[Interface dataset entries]

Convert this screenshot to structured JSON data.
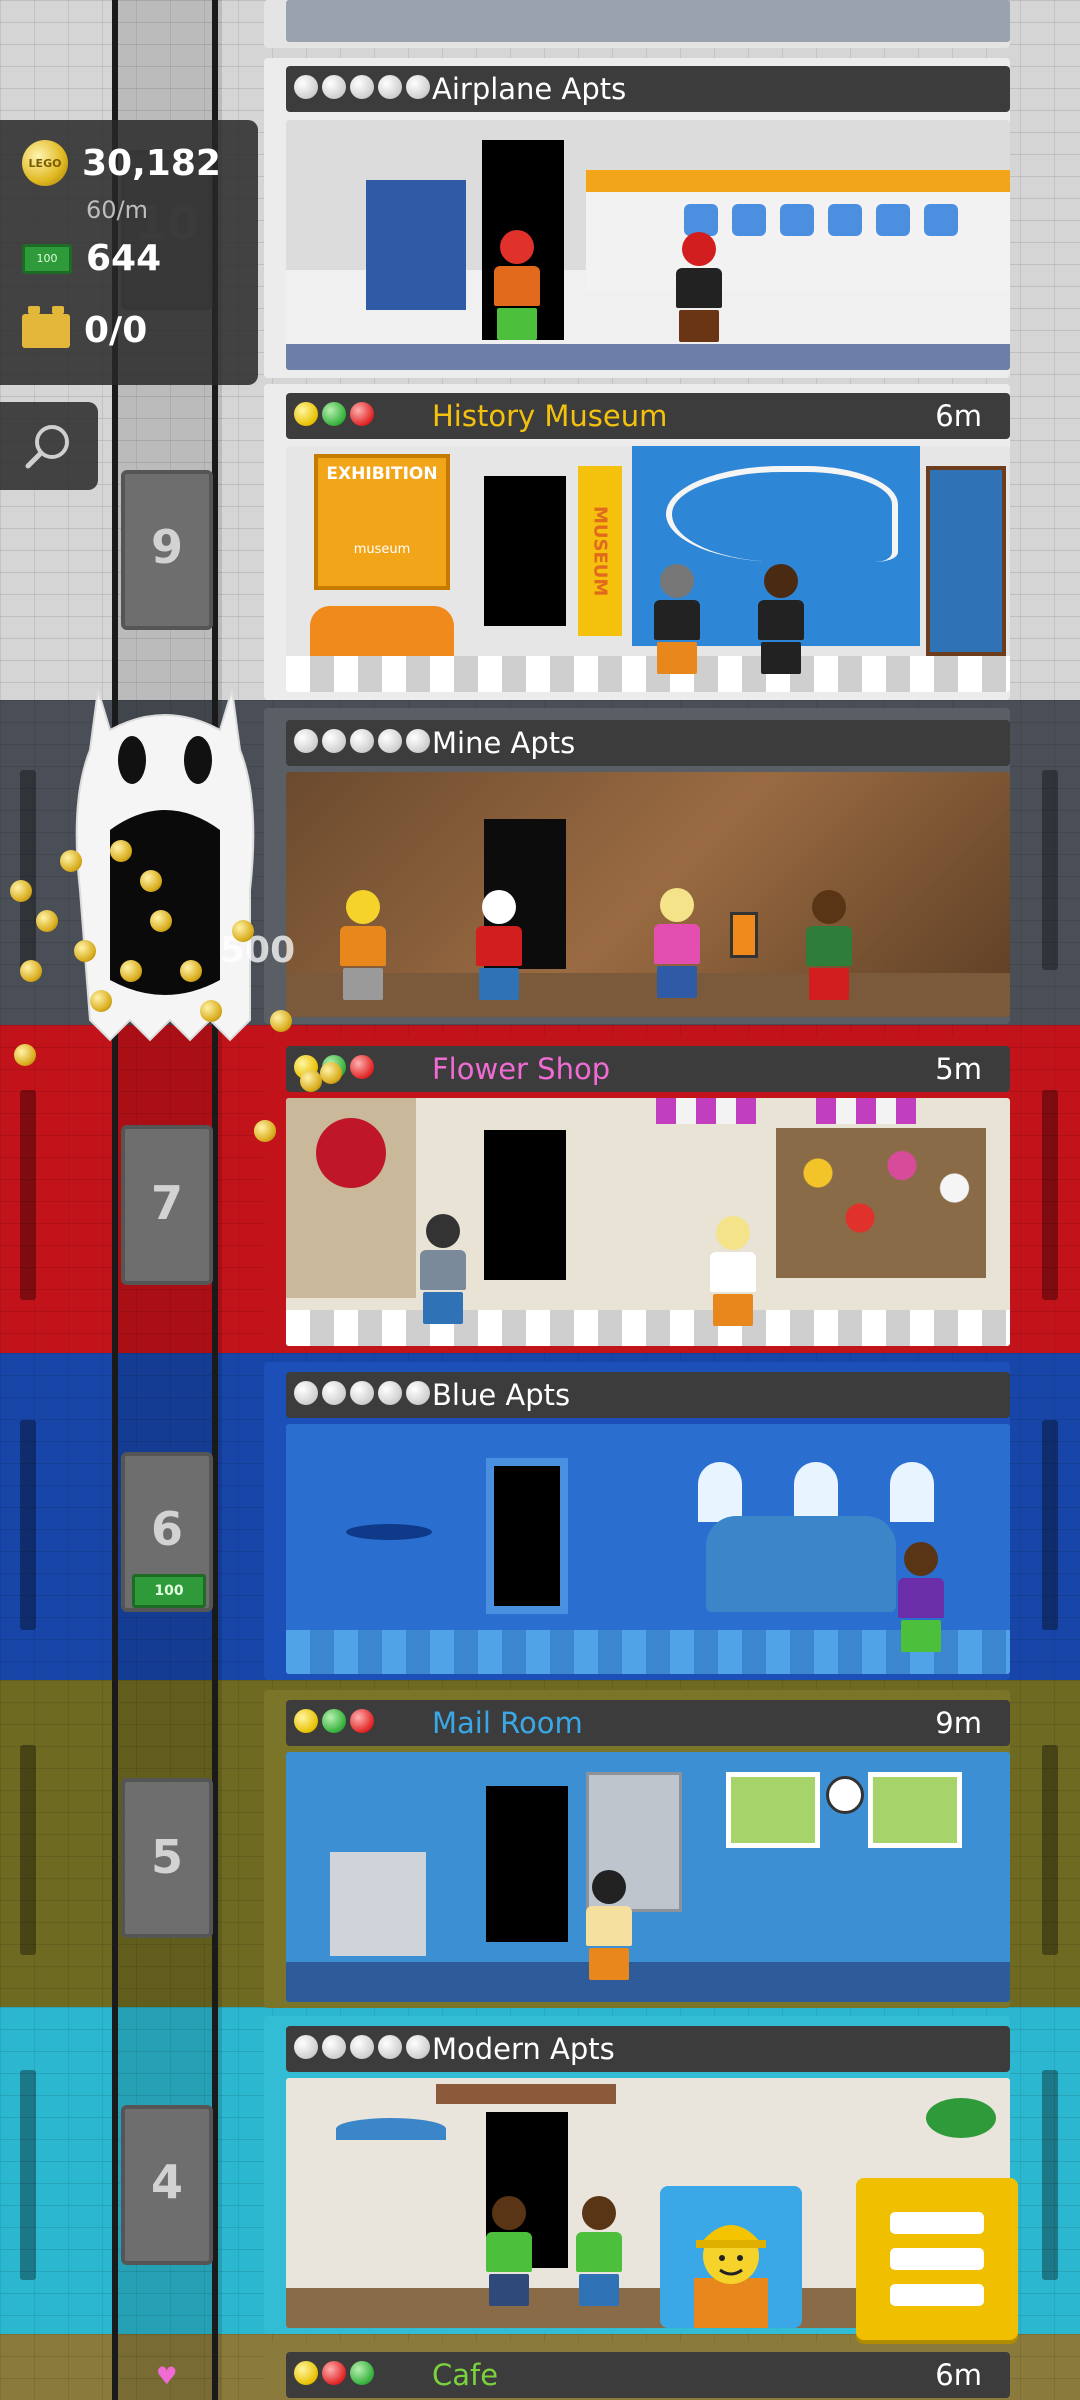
{
  "hud": {
    "coins": "30,182",
    "coins_rate": "60/m",
    "bux": "644",
    "bricks": "0/0",
    "coin_icon_label": "LEGO",
    "bill_icon_label": "100"
  },
  "elevator": {
    "floor_numbers": [
      "10",
      "9",
      "7",
      "6",
      "5",
      "4"
    ],
    "elevator_bill_label": "100",
    "ghost_payout": "500"
  },
  "floors": [
    {
      "name": "Airplane Apts",
      "type": "residential",
      "time": ""
    },
    {
      "name": "History Museum",
      "type": "business",
      "time": "6m",
      "name_color": "#f4c20d"
    },
    {
      "name": "Mine Apts",
      "type": "residential",
      "time": ""
    },
    {
      "name": "Flower Shop",
      "type": "business",
      "time": "5m",
      "name_color": "#f06bd4"
    },
    {
      "name": "Blue Apts",
      "type": "residential",
      "time": ""
    },
    {
      "name": "Mail Room",
      "type": "business",
      "time": "9m",
      "name_color": "#3aa7e6"
    },
    {
      "name": "Modern Apts",
      "type": "residential",
      "time": ""
    },
    {
      "name": "Cafe",
      "type": "business",
      "time": "6m",
      "name_color": "#7bd23c"
    }
  ],
  "room_signs": {
    "museum_poster": "EXHIBITION",
    "museum_poster_sub": "museum",
    "museum_banner": "MUSEUM"
  },
  "icons": {
    "search": "search-icon",
    "menu": "menu-icon",
    "heart": "heart-icon",
    "avatar": "construction-worker-avatar"
  },
  "colors": {
    "red_band": "#c2121a",
    "blue_band": "#1745a8",
    "olive_band": "#6e6a22",
    "cyan_band": "#2bb7cf",
    "slate_band": "#4a4f57",
    "gray_band": "#d0d0d0",
    "menu_yellow": "#f0c000"
  }
}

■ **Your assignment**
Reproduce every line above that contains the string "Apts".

■ **Solution to the exercise**
      "name": "Airplane Apts",
      "name": "Mine Apts",
      "name": "Blue Apts",
      "name": "Modern Apts",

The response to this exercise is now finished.